### Task material

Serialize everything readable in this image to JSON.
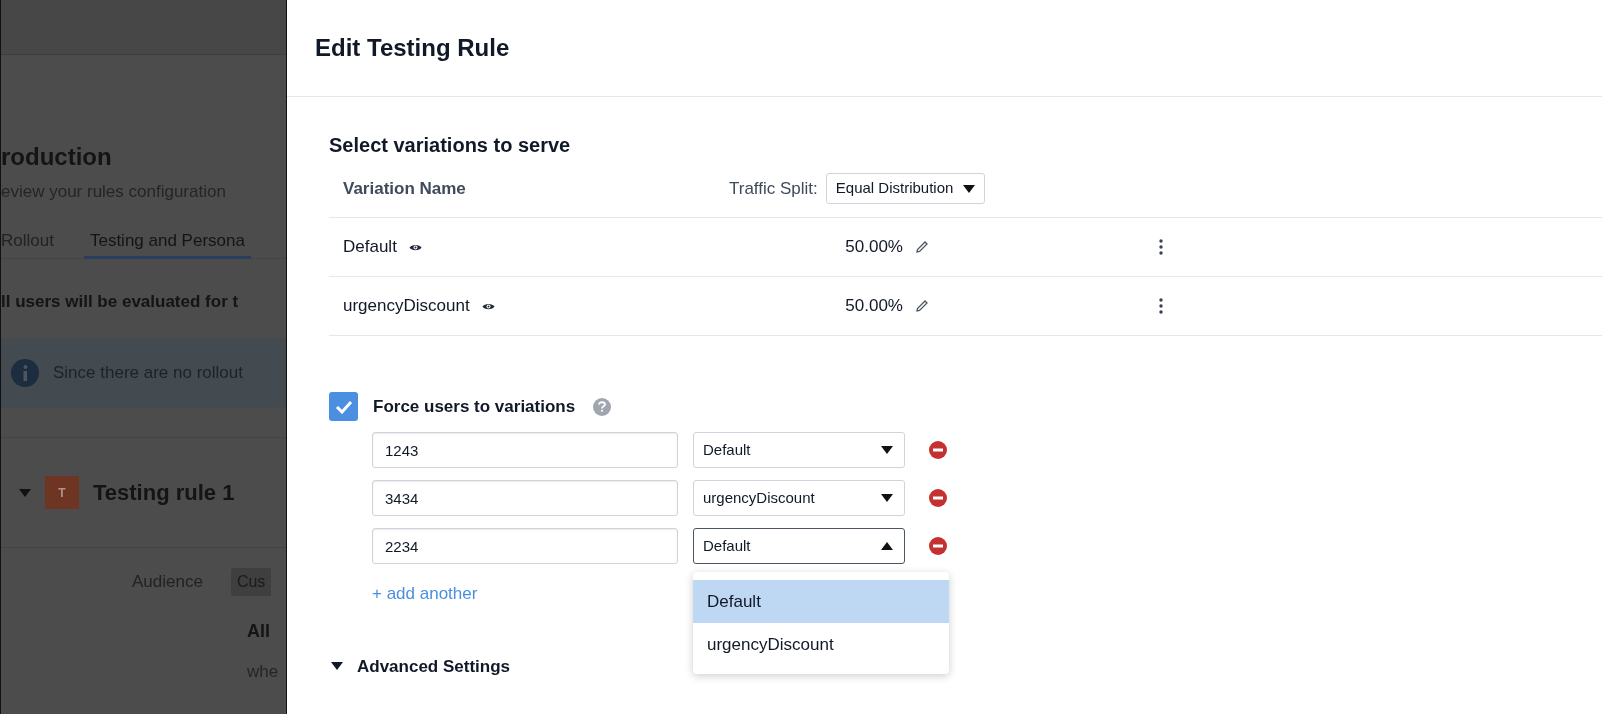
{
  "background": {
    "title": "roduction",
    "subtitle": "eview your rules configuration",
    "tabs": [
      {
        "label": "Rollout",
        "selected": false
      },
      {
        "label": "Testing and Persona",
        "selected": true
      }
    ],
    "notice": "ll users will be evaluated for t",
    "info": "Since there are no rollout",
    "rule": {
      "avatar": "T",
      "name": "Testing rule 1",
      "expanded": true
    },
    "audience_label": "Audience",
    "audience_chip": "Cus",
    "text_1": "All",
    "text_2": "whe"
  },
  "dialog": {
    "title": "Edit Testing Rule",
    "section_title": "Select variations to serve",
    "column_name": "Variation Name",
    "traffic_label": "Traffic Split:",
    "traffic_value": "Equal Distribution",
    "rows": [
      {
        "name": "Default",
        "split": "50.00%"
      },
      {
        "name": "urgencyDiscount",
        "split": "50.00%"
      }
    ],
    "force": {
      "label": "Force users to variations",
      "checked": true
    },
    "overrides": [
      {
        "user_id": "1243",
        "variation": "Default",
        "open": false
      },
      {
        "user_id": "3434",
        "variation": "urgencyDiscount",
        "open": false
      },
      {
        "user_id": "2234",
        "variation": "Default",
        "open": true
      }
    ],
    "options": [
      {
        "label": "Default",
        "selected": true
      },
      {
        "label": "urgencyDiscount",
        "selected": false
      }
    ],
    "add_link": "+ add another",
    "advanced": {
      "label": "Advanced Settings",
      "expanded": true
    }
  }
}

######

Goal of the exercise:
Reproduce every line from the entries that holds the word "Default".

Response for this exercise:
        "name": "Default",
        "variation": "Default",
        "variation": "Default",
        "label": "Default",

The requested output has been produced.